In the records that follow, find each line with the word "icon" and copy it.

Page and application data records
=====

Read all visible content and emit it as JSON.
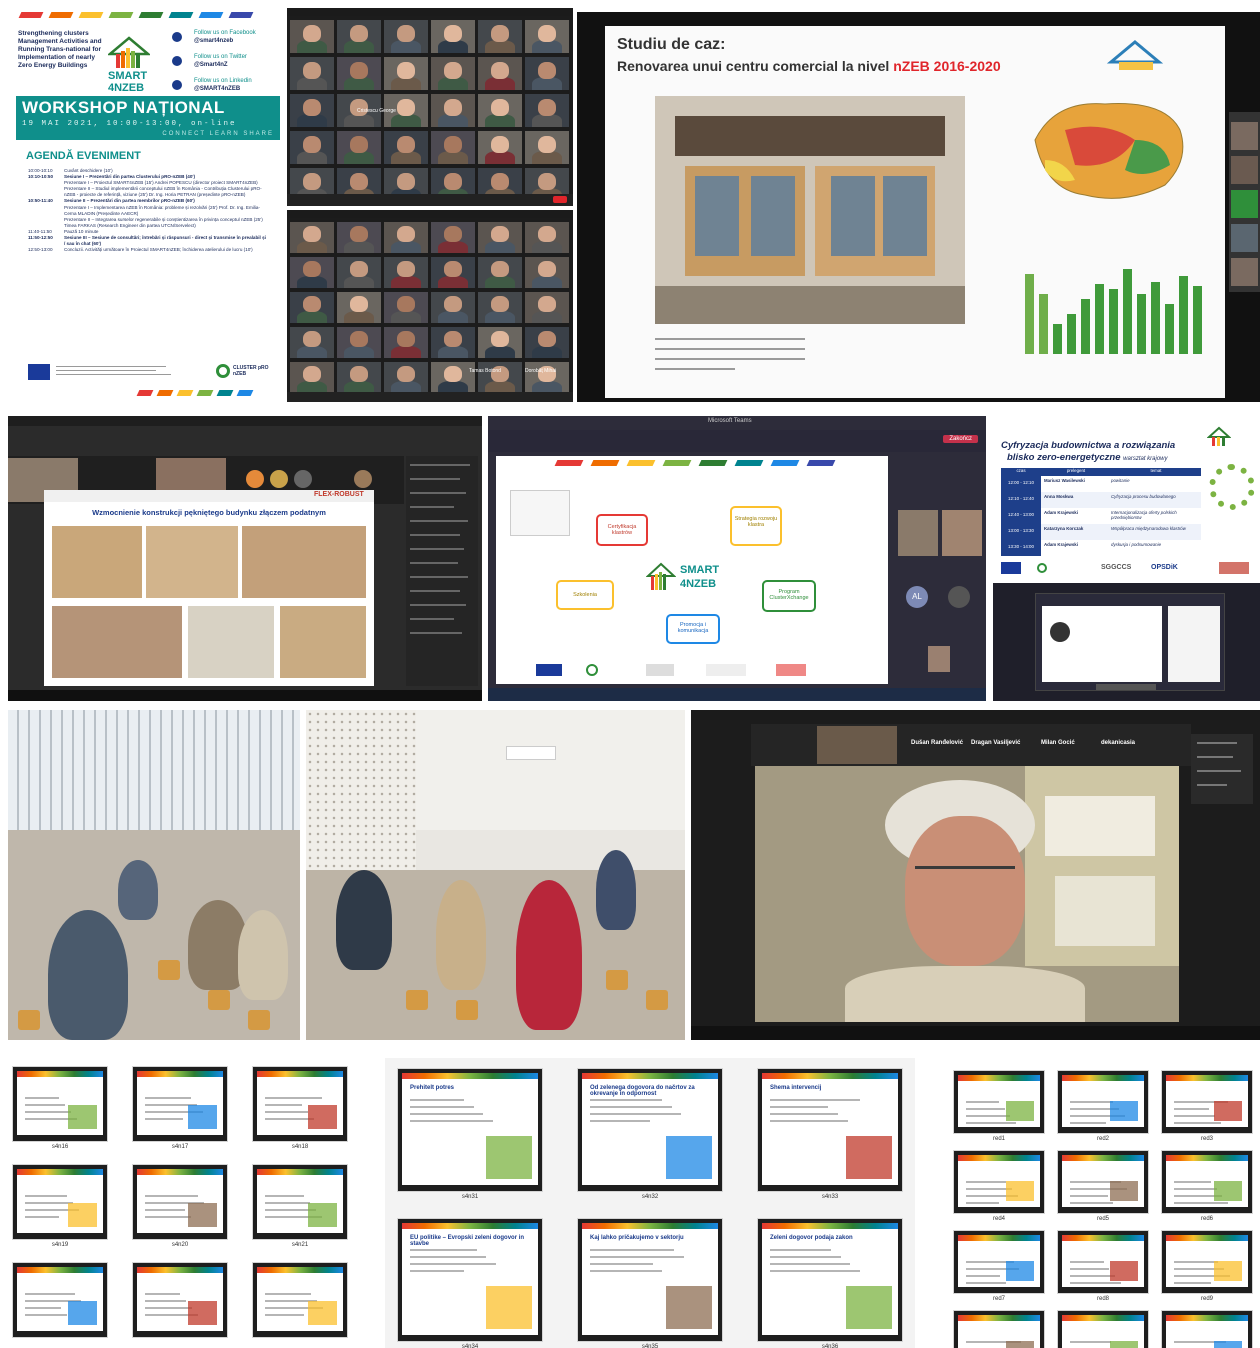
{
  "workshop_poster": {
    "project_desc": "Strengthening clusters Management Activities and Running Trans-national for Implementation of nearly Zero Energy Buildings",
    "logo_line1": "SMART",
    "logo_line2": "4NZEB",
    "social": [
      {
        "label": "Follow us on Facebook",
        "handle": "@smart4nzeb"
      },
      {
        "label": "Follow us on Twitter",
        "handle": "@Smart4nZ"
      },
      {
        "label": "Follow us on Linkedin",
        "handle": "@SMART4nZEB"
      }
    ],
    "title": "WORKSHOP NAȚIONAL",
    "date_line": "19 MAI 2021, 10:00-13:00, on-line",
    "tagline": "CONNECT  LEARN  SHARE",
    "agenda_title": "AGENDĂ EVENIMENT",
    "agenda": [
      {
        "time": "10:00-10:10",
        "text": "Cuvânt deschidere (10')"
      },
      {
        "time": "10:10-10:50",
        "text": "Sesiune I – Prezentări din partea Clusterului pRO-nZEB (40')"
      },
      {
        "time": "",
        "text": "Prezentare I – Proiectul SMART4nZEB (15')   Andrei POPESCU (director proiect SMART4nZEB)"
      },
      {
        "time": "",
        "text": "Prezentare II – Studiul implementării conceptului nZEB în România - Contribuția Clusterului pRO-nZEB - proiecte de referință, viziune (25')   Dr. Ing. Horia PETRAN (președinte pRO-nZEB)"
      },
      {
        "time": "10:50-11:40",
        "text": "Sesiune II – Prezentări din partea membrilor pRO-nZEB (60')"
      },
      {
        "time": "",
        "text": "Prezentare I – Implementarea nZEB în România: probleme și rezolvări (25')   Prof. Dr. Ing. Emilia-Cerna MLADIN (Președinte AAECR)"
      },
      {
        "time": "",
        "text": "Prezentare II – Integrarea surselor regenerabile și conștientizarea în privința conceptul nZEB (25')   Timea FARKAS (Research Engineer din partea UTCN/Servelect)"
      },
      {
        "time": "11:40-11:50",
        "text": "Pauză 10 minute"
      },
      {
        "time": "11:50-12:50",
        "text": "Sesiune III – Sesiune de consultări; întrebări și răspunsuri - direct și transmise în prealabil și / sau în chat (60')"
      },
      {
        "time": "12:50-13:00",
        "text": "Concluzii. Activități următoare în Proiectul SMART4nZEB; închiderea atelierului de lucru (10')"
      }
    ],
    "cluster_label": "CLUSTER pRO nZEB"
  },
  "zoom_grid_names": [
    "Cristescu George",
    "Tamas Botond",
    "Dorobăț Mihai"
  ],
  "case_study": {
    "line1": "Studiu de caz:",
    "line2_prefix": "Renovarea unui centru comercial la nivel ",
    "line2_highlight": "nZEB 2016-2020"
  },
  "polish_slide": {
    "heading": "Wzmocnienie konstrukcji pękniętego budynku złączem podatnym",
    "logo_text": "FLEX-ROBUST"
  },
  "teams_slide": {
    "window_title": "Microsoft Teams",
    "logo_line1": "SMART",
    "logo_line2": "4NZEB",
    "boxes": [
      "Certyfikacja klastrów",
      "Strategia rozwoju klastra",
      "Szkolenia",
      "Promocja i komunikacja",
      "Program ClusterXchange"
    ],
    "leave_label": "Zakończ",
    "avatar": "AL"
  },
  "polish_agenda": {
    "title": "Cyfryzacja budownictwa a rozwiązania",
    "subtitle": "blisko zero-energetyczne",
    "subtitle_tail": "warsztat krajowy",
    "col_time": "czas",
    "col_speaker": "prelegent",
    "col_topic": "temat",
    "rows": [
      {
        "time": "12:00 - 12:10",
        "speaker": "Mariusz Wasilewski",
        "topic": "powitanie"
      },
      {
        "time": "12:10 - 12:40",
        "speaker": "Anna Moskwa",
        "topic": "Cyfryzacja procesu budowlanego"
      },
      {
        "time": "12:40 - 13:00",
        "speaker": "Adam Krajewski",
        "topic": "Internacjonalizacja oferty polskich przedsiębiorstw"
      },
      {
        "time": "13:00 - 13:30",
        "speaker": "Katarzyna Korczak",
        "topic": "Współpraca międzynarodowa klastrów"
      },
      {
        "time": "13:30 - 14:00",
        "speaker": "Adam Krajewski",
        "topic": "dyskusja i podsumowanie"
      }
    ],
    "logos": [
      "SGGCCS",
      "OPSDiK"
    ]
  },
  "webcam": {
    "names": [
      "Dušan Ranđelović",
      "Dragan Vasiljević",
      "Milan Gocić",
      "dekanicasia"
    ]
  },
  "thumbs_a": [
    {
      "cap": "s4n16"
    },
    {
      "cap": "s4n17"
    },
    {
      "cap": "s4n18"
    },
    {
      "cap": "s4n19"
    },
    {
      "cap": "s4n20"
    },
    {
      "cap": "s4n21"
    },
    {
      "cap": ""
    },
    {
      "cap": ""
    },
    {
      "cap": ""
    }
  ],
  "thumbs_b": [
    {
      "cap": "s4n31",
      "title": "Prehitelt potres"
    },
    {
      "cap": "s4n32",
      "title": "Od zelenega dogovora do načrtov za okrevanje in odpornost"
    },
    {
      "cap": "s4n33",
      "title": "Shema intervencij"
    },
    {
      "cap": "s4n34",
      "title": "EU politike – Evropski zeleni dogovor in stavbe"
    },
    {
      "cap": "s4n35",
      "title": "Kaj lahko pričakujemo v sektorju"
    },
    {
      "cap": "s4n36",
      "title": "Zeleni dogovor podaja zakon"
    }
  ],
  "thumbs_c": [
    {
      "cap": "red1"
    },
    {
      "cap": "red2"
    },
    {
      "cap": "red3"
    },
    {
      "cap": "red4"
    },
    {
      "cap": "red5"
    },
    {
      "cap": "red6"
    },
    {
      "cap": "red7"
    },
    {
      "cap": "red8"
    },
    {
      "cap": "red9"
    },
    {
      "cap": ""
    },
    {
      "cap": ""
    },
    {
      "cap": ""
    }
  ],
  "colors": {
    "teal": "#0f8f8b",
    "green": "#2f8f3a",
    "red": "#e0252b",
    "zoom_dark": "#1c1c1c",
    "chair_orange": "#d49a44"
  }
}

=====

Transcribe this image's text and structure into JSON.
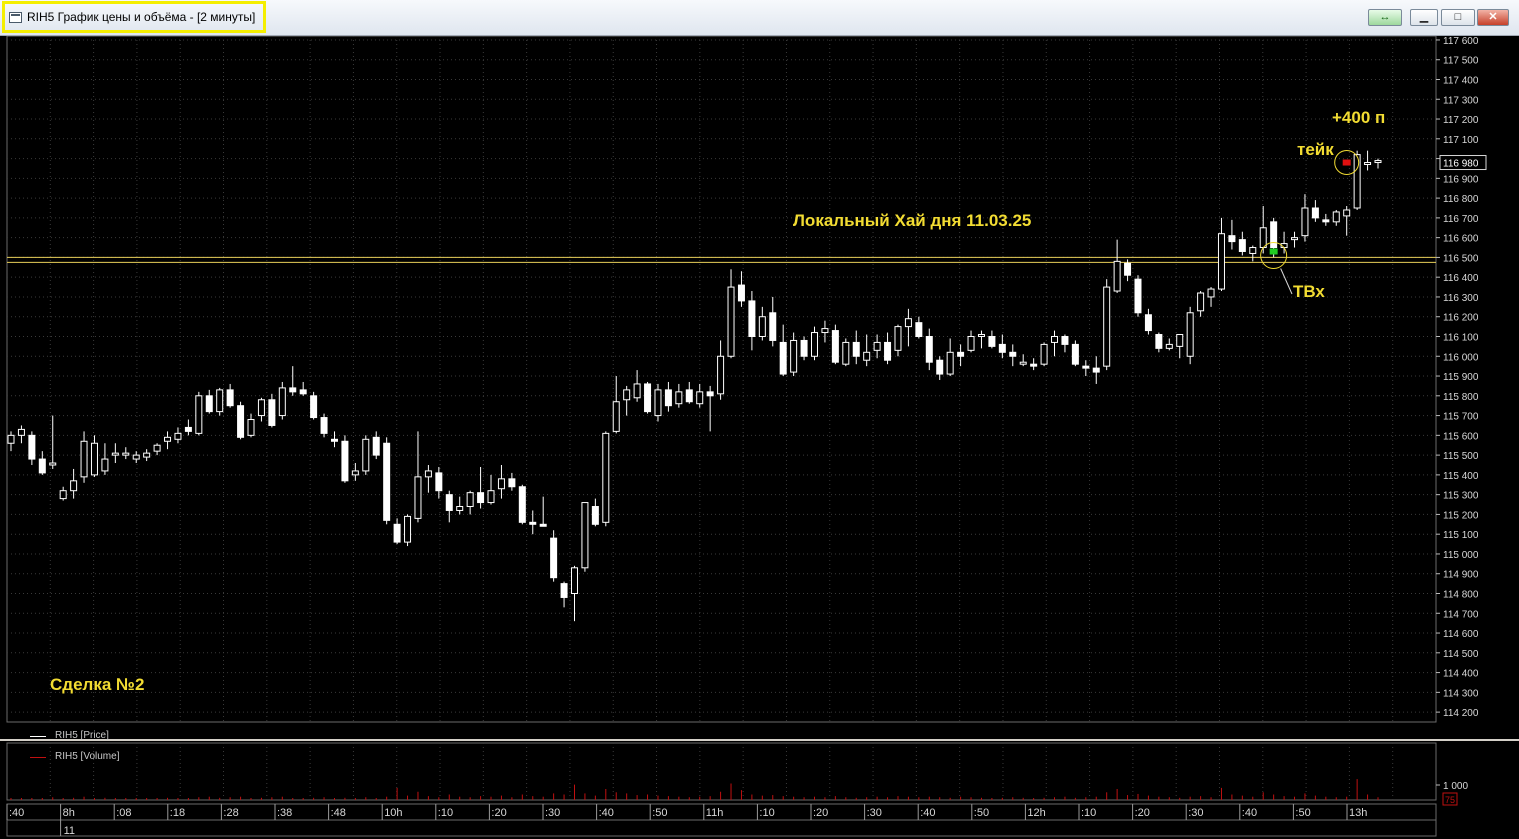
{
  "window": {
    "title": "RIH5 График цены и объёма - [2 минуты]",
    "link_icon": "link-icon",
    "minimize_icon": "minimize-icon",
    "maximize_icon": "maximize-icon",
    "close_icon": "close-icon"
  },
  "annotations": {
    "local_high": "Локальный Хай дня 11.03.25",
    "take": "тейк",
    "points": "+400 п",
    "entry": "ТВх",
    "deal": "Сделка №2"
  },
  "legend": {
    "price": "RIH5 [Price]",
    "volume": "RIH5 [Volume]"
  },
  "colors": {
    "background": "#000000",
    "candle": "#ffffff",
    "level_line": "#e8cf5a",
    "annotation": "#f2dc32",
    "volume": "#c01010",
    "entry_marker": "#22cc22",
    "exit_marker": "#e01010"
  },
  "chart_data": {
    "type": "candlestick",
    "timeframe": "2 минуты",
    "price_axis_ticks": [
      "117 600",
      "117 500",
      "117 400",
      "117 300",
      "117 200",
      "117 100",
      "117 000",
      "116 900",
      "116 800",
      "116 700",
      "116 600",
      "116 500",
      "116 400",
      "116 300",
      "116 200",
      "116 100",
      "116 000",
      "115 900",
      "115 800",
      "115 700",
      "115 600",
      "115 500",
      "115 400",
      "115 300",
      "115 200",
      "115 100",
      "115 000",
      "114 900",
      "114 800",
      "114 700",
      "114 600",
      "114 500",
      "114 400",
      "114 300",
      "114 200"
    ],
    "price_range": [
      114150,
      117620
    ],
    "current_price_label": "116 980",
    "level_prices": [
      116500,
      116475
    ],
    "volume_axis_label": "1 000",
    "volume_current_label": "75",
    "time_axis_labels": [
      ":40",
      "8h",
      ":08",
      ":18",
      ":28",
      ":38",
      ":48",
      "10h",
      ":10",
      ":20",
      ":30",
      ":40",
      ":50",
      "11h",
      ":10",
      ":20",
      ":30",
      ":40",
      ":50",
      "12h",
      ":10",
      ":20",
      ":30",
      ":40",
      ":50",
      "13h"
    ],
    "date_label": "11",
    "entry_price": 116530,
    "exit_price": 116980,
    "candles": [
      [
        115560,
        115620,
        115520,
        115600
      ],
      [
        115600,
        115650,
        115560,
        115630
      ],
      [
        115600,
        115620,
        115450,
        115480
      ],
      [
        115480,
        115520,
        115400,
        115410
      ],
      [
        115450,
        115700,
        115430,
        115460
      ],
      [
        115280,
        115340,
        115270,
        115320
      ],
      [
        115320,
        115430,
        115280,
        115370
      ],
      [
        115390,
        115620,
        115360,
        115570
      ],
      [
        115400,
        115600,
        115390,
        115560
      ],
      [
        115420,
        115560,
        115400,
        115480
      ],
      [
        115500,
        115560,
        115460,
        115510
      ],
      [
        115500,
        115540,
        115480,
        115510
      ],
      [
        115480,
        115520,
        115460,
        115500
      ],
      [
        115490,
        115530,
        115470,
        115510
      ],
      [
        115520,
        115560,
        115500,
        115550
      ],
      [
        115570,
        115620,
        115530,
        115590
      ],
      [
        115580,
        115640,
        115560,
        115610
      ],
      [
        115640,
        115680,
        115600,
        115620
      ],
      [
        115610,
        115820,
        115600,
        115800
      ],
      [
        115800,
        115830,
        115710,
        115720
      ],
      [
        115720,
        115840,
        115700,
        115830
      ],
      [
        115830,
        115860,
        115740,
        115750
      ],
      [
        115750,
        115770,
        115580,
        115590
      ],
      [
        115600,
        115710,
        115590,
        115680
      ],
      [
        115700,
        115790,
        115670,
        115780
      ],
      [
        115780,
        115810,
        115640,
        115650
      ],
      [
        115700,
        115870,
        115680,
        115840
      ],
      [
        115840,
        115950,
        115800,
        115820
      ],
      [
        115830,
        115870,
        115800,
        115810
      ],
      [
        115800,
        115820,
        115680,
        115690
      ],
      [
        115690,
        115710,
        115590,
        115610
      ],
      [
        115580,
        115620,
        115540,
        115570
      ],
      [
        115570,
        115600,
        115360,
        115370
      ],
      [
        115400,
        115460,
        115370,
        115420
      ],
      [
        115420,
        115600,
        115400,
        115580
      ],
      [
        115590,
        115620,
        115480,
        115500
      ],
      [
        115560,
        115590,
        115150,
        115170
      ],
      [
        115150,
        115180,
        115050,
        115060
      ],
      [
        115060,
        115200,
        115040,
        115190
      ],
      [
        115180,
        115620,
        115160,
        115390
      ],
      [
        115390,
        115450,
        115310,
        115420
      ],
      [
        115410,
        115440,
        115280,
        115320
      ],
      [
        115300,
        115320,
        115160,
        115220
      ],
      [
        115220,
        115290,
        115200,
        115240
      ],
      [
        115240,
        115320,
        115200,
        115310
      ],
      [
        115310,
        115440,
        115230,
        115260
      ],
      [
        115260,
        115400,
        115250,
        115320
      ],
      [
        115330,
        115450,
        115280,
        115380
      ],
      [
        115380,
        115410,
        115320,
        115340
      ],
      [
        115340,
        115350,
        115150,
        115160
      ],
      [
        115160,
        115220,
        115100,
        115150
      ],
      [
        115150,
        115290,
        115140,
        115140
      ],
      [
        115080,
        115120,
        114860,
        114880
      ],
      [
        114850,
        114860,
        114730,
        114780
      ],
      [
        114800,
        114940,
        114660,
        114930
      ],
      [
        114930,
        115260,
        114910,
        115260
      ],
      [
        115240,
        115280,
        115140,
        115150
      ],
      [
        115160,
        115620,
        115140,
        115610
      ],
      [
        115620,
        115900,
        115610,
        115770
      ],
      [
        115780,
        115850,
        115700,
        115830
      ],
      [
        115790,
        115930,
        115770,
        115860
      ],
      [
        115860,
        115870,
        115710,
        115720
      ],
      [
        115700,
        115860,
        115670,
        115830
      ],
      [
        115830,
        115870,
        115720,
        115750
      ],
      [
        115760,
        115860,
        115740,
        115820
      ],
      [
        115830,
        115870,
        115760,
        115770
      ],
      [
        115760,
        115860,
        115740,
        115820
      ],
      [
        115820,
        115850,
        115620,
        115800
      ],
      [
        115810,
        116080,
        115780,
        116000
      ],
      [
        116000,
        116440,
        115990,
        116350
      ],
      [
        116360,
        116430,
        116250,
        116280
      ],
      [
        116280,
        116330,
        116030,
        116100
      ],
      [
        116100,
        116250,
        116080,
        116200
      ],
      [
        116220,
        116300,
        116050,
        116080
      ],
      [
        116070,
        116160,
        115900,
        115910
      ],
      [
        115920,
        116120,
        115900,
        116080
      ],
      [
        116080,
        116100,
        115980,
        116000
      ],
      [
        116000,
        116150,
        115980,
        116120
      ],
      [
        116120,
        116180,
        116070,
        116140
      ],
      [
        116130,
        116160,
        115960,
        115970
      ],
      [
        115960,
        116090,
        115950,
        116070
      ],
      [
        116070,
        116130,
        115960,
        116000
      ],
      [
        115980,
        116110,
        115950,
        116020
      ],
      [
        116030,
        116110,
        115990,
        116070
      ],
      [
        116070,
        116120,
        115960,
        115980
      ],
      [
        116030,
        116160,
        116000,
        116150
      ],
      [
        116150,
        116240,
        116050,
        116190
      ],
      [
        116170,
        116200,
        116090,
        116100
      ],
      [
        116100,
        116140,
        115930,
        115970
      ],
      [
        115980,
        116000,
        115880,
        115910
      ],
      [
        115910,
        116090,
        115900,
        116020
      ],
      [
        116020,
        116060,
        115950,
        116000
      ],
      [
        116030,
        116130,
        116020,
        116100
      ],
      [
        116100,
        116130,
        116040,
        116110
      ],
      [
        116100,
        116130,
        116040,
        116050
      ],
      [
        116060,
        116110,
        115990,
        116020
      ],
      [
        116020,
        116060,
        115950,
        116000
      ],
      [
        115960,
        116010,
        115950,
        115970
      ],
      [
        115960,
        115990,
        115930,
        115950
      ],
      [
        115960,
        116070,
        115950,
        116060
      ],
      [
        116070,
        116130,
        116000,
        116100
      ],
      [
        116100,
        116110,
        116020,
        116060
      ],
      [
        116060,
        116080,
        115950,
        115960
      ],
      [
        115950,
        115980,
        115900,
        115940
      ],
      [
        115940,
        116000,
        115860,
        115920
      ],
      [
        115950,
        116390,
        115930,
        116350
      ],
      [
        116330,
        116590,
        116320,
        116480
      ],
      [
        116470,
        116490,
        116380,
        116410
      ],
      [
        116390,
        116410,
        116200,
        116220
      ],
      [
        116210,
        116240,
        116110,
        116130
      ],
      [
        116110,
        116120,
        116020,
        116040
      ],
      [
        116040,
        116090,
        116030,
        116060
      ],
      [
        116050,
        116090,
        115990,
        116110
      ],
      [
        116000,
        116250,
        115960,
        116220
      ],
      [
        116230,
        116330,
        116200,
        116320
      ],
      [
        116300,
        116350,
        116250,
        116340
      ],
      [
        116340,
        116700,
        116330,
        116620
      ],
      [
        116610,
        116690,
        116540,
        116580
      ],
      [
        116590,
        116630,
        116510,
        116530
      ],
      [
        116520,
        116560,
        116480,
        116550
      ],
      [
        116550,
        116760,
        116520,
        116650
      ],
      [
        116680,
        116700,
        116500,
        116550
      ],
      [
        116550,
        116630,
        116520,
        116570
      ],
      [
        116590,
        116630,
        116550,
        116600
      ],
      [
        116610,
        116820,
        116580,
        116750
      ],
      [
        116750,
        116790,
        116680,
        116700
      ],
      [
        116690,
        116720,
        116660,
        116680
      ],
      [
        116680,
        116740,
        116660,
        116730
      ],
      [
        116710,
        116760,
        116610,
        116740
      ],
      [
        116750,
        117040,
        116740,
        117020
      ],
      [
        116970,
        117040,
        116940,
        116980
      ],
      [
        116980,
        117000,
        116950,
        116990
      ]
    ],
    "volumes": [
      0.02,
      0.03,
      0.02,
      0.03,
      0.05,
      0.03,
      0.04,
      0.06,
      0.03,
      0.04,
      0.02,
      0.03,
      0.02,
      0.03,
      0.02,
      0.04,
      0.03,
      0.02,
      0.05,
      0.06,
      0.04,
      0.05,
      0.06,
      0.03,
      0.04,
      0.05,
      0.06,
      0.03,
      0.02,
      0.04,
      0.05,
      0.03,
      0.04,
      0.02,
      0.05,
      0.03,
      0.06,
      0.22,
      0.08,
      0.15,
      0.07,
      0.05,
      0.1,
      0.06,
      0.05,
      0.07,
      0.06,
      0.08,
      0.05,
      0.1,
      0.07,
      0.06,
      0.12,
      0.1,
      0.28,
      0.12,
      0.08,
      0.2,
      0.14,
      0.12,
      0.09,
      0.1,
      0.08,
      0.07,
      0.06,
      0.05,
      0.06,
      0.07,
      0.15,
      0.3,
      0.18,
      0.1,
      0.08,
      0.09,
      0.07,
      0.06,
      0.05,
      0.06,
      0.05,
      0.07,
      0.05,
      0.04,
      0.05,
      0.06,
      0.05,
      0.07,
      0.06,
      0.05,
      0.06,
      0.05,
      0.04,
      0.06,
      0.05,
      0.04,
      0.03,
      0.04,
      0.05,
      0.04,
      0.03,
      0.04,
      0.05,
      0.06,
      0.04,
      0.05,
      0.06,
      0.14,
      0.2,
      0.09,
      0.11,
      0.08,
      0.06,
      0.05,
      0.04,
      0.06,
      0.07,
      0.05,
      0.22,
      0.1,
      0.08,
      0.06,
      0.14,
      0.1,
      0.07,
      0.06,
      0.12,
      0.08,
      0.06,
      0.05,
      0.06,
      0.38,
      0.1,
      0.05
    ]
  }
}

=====

■ **Task output**
    "link_icon": "link-icon",
    "minimize_icon": "minimize-icon",
    "maximize_icon": "maximize-icon",
    "close_icon": "close-icon"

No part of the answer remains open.